··· RECORDED DATA ···
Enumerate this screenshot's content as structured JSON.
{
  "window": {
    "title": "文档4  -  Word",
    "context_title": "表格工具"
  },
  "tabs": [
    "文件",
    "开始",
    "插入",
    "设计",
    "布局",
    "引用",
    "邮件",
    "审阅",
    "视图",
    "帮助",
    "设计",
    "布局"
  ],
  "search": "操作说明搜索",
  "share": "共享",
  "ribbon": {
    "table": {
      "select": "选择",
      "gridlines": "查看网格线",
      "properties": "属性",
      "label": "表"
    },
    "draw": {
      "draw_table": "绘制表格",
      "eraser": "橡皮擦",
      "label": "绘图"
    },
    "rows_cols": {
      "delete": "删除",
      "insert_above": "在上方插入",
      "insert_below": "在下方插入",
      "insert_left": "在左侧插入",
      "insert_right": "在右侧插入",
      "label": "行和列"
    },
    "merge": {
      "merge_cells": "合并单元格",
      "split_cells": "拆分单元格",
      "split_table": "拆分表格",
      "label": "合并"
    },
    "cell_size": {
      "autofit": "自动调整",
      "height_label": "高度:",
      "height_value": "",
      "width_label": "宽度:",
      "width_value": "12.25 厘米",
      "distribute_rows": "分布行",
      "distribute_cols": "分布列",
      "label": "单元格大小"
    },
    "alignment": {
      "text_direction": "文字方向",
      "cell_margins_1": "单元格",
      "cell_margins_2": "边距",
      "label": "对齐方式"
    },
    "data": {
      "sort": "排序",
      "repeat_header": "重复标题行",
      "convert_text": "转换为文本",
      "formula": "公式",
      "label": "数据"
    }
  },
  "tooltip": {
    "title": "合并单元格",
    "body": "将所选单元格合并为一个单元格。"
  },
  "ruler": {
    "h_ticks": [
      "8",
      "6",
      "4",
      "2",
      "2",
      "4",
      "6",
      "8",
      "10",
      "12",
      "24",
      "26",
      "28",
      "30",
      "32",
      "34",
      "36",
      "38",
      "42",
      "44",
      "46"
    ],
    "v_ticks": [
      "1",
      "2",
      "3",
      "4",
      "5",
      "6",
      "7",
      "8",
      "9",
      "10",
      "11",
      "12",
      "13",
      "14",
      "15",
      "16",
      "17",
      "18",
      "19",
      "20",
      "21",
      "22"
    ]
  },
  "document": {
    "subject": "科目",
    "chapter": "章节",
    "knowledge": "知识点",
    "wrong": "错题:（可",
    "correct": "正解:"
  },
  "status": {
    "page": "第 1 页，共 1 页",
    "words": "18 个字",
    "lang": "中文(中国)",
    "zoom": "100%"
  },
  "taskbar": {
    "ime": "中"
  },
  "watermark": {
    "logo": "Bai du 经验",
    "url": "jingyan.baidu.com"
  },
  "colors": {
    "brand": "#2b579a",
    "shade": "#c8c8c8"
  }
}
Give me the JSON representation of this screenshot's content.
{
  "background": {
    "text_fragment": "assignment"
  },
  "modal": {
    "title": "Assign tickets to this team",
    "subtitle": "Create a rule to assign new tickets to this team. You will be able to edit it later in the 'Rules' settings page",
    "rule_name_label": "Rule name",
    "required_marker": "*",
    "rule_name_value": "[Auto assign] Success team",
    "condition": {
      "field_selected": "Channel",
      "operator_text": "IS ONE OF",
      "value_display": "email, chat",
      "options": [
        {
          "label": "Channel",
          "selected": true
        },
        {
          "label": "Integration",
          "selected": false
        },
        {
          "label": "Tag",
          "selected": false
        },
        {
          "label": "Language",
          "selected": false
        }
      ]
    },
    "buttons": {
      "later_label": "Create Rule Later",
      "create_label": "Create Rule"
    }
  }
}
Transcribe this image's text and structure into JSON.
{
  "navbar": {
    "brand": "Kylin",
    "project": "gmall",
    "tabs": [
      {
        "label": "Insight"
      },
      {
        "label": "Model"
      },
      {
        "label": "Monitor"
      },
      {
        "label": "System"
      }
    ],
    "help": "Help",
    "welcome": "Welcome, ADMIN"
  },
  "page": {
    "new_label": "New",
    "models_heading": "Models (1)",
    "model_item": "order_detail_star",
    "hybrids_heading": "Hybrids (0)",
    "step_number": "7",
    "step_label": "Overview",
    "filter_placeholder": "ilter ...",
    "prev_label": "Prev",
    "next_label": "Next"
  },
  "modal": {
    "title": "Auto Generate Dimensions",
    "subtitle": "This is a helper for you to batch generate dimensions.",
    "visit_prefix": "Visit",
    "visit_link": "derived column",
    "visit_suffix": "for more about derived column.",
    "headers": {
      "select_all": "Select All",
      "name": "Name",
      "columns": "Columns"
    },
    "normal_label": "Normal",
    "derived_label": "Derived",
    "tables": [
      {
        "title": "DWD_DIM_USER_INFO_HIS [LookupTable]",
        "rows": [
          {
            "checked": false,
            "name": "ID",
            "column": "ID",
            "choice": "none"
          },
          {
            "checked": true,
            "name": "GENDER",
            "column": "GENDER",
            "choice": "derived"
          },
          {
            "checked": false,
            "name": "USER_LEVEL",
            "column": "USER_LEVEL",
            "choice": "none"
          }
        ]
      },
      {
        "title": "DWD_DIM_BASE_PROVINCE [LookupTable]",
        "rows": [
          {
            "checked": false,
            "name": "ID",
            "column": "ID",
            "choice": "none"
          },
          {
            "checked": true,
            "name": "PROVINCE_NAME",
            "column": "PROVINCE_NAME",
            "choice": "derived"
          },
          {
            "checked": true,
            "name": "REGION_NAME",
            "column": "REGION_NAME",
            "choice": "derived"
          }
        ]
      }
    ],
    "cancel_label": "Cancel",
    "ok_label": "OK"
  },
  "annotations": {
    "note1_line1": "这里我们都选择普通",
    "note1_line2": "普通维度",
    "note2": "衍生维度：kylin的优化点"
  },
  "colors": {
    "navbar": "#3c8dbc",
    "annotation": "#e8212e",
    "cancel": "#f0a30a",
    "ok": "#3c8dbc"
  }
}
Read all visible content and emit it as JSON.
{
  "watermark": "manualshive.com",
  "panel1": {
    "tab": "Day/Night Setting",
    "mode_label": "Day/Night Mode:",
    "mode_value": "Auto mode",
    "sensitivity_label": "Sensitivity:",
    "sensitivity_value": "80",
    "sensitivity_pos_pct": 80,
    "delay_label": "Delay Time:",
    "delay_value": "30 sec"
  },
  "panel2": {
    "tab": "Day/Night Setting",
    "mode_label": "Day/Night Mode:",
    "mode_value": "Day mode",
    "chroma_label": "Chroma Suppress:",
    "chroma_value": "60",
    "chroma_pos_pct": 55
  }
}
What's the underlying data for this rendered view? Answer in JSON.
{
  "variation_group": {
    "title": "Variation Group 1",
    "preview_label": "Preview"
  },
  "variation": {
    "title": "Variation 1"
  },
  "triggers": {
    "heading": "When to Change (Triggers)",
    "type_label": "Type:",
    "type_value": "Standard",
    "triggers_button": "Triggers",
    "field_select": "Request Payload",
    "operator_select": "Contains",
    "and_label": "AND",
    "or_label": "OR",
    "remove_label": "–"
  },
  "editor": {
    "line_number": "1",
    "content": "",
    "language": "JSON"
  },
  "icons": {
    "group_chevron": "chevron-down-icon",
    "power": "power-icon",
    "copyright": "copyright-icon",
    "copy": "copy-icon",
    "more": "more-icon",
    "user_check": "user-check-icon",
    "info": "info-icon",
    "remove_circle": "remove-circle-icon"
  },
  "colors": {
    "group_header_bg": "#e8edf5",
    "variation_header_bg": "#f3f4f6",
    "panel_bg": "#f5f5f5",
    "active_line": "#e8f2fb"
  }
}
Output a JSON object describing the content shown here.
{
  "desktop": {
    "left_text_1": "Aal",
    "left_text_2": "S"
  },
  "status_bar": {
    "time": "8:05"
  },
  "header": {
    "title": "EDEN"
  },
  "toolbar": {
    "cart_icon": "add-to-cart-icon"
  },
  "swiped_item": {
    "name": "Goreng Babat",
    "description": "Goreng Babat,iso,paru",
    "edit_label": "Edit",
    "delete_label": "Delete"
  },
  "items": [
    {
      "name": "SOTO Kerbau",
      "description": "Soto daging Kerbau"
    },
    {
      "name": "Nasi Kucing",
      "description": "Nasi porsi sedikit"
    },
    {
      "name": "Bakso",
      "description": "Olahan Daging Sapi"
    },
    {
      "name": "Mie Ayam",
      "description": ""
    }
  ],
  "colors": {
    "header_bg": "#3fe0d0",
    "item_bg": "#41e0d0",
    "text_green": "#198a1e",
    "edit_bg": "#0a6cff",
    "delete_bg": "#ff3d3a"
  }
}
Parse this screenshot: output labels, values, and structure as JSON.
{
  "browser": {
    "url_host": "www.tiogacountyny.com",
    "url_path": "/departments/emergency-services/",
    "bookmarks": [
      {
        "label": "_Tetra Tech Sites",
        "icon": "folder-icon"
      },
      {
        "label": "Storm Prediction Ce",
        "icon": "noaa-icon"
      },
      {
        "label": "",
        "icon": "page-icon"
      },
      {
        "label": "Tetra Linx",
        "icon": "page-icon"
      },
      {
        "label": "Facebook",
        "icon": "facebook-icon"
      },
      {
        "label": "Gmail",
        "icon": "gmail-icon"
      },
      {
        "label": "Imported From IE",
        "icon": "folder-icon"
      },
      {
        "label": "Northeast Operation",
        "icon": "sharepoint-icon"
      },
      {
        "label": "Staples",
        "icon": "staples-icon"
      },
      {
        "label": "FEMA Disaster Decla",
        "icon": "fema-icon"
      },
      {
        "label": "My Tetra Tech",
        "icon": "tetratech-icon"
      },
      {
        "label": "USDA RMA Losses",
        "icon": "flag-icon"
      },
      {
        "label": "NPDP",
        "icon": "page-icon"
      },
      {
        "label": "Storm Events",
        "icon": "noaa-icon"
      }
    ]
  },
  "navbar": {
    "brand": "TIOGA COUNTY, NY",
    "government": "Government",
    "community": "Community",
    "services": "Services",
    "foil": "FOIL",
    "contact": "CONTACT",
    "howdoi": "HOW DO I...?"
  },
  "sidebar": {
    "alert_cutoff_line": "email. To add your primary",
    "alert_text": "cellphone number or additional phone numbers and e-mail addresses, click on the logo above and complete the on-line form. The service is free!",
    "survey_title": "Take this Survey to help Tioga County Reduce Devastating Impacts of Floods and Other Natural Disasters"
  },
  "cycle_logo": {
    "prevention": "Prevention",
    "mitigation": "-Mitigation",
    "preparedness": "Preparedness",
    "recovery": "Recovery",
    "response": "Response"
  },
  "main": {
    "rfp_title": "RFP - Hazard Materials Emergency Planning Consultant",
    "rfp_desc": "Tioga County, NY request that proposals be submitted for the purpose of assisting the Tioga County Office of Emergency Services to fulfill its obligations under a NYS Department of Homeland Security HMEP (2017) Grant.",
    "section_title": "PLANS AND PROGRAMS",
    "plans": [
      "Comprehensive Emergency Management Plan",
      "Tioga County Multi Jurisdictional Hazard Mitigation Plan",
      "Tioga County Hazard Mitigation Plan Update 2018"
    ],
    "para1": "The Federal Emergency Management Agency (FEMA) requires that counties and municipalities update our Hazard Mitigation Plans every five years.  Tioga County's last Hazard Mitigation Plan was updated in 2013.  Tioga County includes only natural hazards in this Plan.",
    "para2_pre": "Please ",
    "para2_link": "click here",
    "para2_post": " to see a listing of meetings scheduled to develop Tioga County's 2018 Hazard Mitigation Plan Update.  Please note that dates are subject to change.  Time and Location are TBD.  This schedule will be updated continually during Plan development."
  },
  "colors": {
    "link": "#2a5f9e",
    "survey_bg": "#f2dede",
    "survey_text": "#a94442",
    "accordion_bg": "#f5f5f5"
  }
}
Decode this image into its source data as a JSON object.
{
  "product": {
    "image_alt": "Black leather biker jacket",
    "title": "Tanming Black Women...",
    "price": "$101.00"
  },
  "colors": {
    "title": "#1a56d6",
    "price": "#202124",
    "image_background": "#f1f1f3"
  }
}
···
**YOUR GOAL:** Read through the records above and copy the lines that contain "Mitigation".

**RESULT OF THE EXERCISE:**
    "mitigation": "-Mitigation",
      "Tioga County Multi Jurisdictional Hazard Mitigation Plan",
      "Tioga County Hazard Mitigation Plan Update 2018"
    "para1": "The Federal Emergency Management Agency (FEMA) requires that counties and municipalities update our Hazard Mitigation Plans every five years.  Tioga County's last Hazard Mitigation Plan was updated in 2013.  Tioga County includes only natural hazards in this Plan.",
    "para2_post": " to see a listing of meetings scheduled to develop Tioga County's 2018 Hazard Mitigation Plan Update.  Please note that dates are subject to change.  Time and Location are TBD.  This schedule will be updated continually during Plan development."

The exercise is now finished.